● **What is required**
Whenever a line in the entries below contains the string "name", copy that line.

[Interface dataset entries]
####################

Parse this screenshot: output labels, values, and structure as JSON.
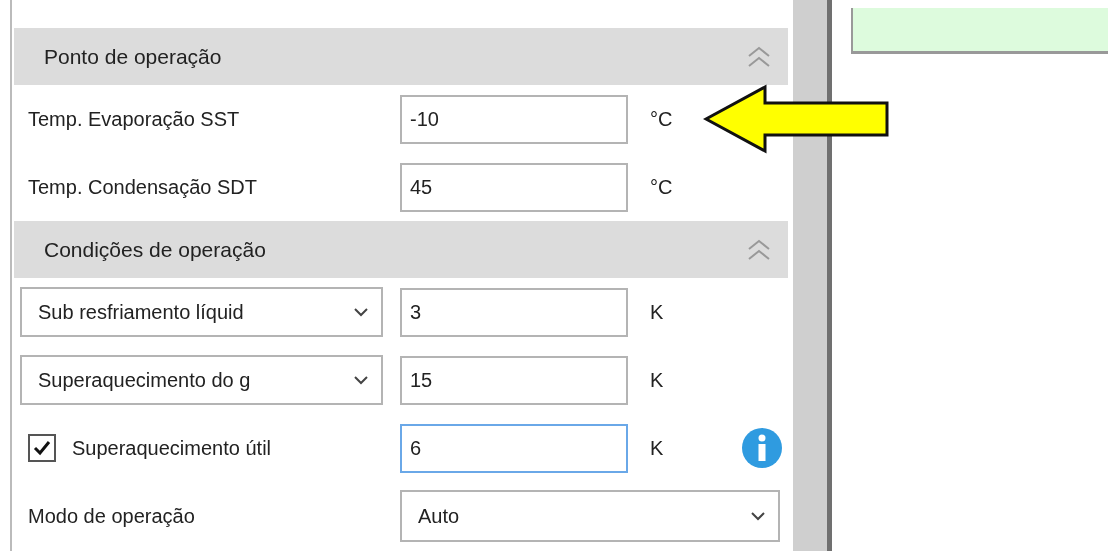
{
  "sections": [
    {
      "title": "Ponto de operação",
      "expanded": true,
      "rows": [
        {
          "kind": "field",
          "label": "Temp. Evaporação SST",
          "value": "-10",
          "unit": "°C",
          "focused": false
        },
        {
          "kind": "field",
          "label": "Temp. Condensação SDT",
          "value": "45",
          "unit": "°C",
          "focused": false
        }
      ]
    },
    {
      "title": "Condições de operação",
      "expanded": true,
      "rows": [
        {
          "kind": "select-field",
          "choice": "Sub resfriamento líquid",
          "value": "3",
          "unit": "K",
          "focused": false
        },
        {
          "kind": "select-field",
          "choice": "Superaquecimento do g",
          "value": "15",
          "unit": "K",
          "focused": false
        },
        {
          "kind": "checkbox-field",
          "label": "Superaquecimento útil",
          "checked": true,
          "value": "6",
          "unit": "K",
          "focused": true,
          "info": true
        },
        {
          "kind": "dropdown",
          "label": "Modo de operação",
          "value": "Auto"
        }
      ]
    }
  ],
  "annotation": {
    "kind": "arrow"
  }
}
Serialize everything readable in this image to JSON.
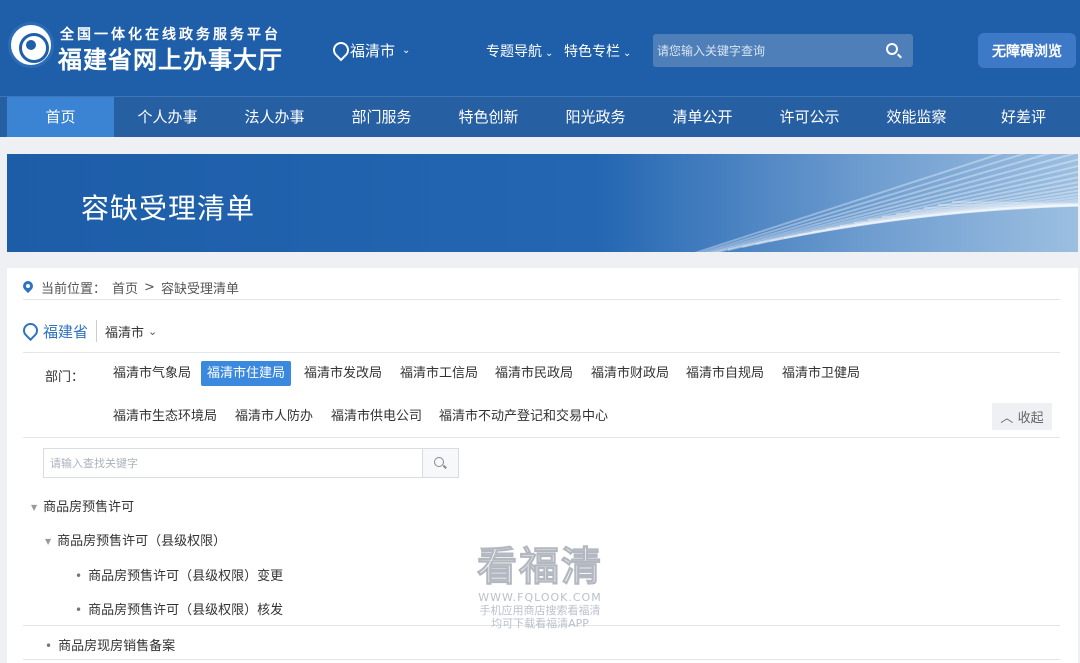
{
  "header": {
    "subtitle": "全国一体化在线政务服务平台",
    "title": "福建省网上办事大厅",
    "location": "福清市",
    "nav": [
      {
        "label": "专题导航"
      },
      {
        "label": "特色专栏"
      }
    ],
    "search_placeholder": "请您输入关键字查询",
    "accessibility_label": "无障碍浏览"
  },
  "mainnav": {
    "items": [
      "首页",
      "个人办事",
      "法人办事",
      "部门服务",
      "特色创新",
      "阳光政务",
      "清单公开",
      "许可公示",
      "效能监察",
      "好差评"
    ],
    "active_index": 0
  },
  "banner": {
    "title": "容缺受理清单"
  },
  "breadcrumb": {
    "label": "当前位置：",
    "home": "首页",
    "sep": ">",
    "current": "容缺受理清单"
  },
  "region": {
    "province": "福建省",
    "city": "福清市"
  },
  "departments": {
    "label": "部门：",
    "items": [
      "福清市气象局",
      "福清市住建局",
      "福清市发改局",
      "福清市工信局",
      "福清市民政局",
      "福清市财政局",
      "福清市自规局",
      "福清市卫健局",
      "福清市生态环境局",
      "福清市人防办",
      "福清市供电公司",
      "福清市不动产登记和交易中心"
    ],
    "active_index": 1,
    "collapse_label": "收起"
  },
  "keyword_search": {
    "placeholder": "请输入查找关键字"
  },
  "tree": [
    {
      "label": "商品房预售许可"
    },
    {
      "label": "商品房预售许可（县级权限）"
    },
    {
      "label": "商品房预售许可（县级权限）变更"
    },
    {
      "label": "商品房预售许可（县级权限）核发"
    },
    {
      "label": "商品房现房销售备案"
    }
  ],
  "watermark": {
    "big": "看福清",
    "url": "WWW.FQLOOK.COM",
    "line1": "手机应用商店搜索看福清",
    "line2": "均可下载看福清APP"
  },
  "colors": {
    "header_bg": "#1f5ea8",
    "nav_active": "#3b83d3",
    "dept_active": "#3b88df"
  }
}
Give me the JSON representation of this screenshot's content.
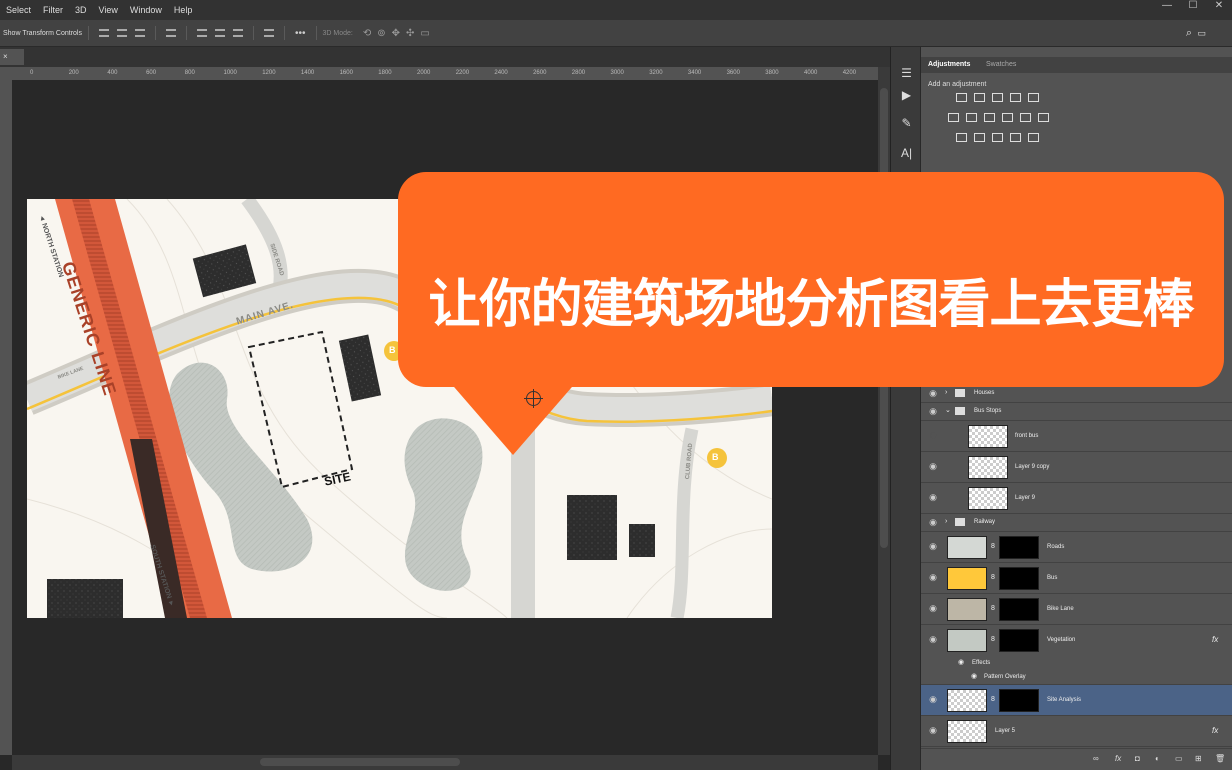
{
  "menu": [
    "Select",
    "Filter",
    "3D",
    "View",
    "Window",
    "Help"
  ],
  "window_controls": [
    "—",
    "☐",
    "✕"
  ],
  "options_bar": {
    "show_transform": "Show Transform Controls",
    "mode_3d": "3D Mode:"
  },
  "document_tab": {
    "label": "×"
  },
  "ruler_ticks": [
    "0",
    "200",
    "400",
    "600",
    "800",
    "1000",
    "1200",
    "1400",
    "1600",
    "1800",
    "2000",
    "2200",
    "2400",
    "2600",
    "2800",
    "3000",
    "3200",
    "3400",
    "3600",
    "3800",
    "4000",
    "4200"
  ],
  "panel": {
    "tab_adjustments": "Adjustments",
    "tab_swatches": "Swatches",
    "add_adjustment": "Add an adjustment"
  },
  "map": {
    "generic_line": "GENERIC LINE",
    "north_station": "◄ NORTH STATION",
    "south_station": "SOUTH STATION ►",
    "main_ave": "MAIN AVE.",
    "side_road": "SIDE ROAD",
    "club_road": "CLUB ROAD",
    "bike_lane": "BIKE LANE",
    "site": "SITE",
    "bus_symbol": "B"
  },
  "layers": [
    {
      "name": "Houses",
      "type": "group"
    },
    {
      "name": "Bus Stops",
      "type": "group-open"
    },
    {
      "name": "front bus",
      "type": "layer"
    },
    {
      "name": "Layer 9 copy",
      "type": "layer"
    },
    {
      "name": "Layer 9",
      "type": "layer"
    },
    {
      "name": "Railway",
      "type": "group"
    },
    {
      "name": "Roads",
      "type": "fill",
      "color": "#d4d8d4"
    },
    {
      "name": "Bus",
      "type": "fill",
      "color": "#ffc83a"
    },
    {
      "name": "Bike Lane",
      "type": "fill",
      "color": "#bdb6a6"
    },
    {
      "name": "Vegetation",
      "type": "fill",
      "color": "#c3c9c3",
      "fx": "fx"
    },
    {
      "name": "Site Analysis",
      "type": "layer"
    },
    {
      "name": "Layer 5",
      "type": "layer",
      "fx": "fx"
    }
  ],
  "effects": {
    "label": "Effects",
    "pattern": "Pattern Overlay"
  },
  "overlay": {
    "title": "让你的建筑场地分析图看上去更棒"
  },
  "colors": {
    "orange": "#ff6a22",
    "railway": "#e86a45",
    "road": "#d6d6d2",
    "bus_yellow": "#f5c33b"
  }
}
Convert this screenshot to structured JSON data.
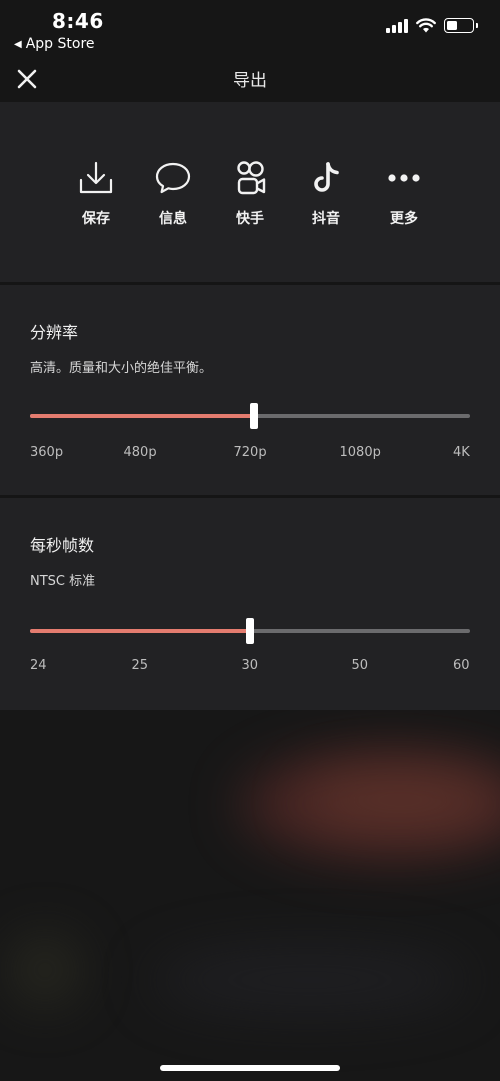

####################

● **Your solution**
      "name": "Houses",
      "name": "Bus Stops",
      "name": "front bus",
      "name": "Layer 9 copy",
      "name": "Layer 9",
      "name": "Railway",
      "name": "Roads",
      "name": "Bus",
      "name": "Bike Lane",
      "name": "Vegetation",
      "name": "Site Analysis",
      "name": "Layer 5",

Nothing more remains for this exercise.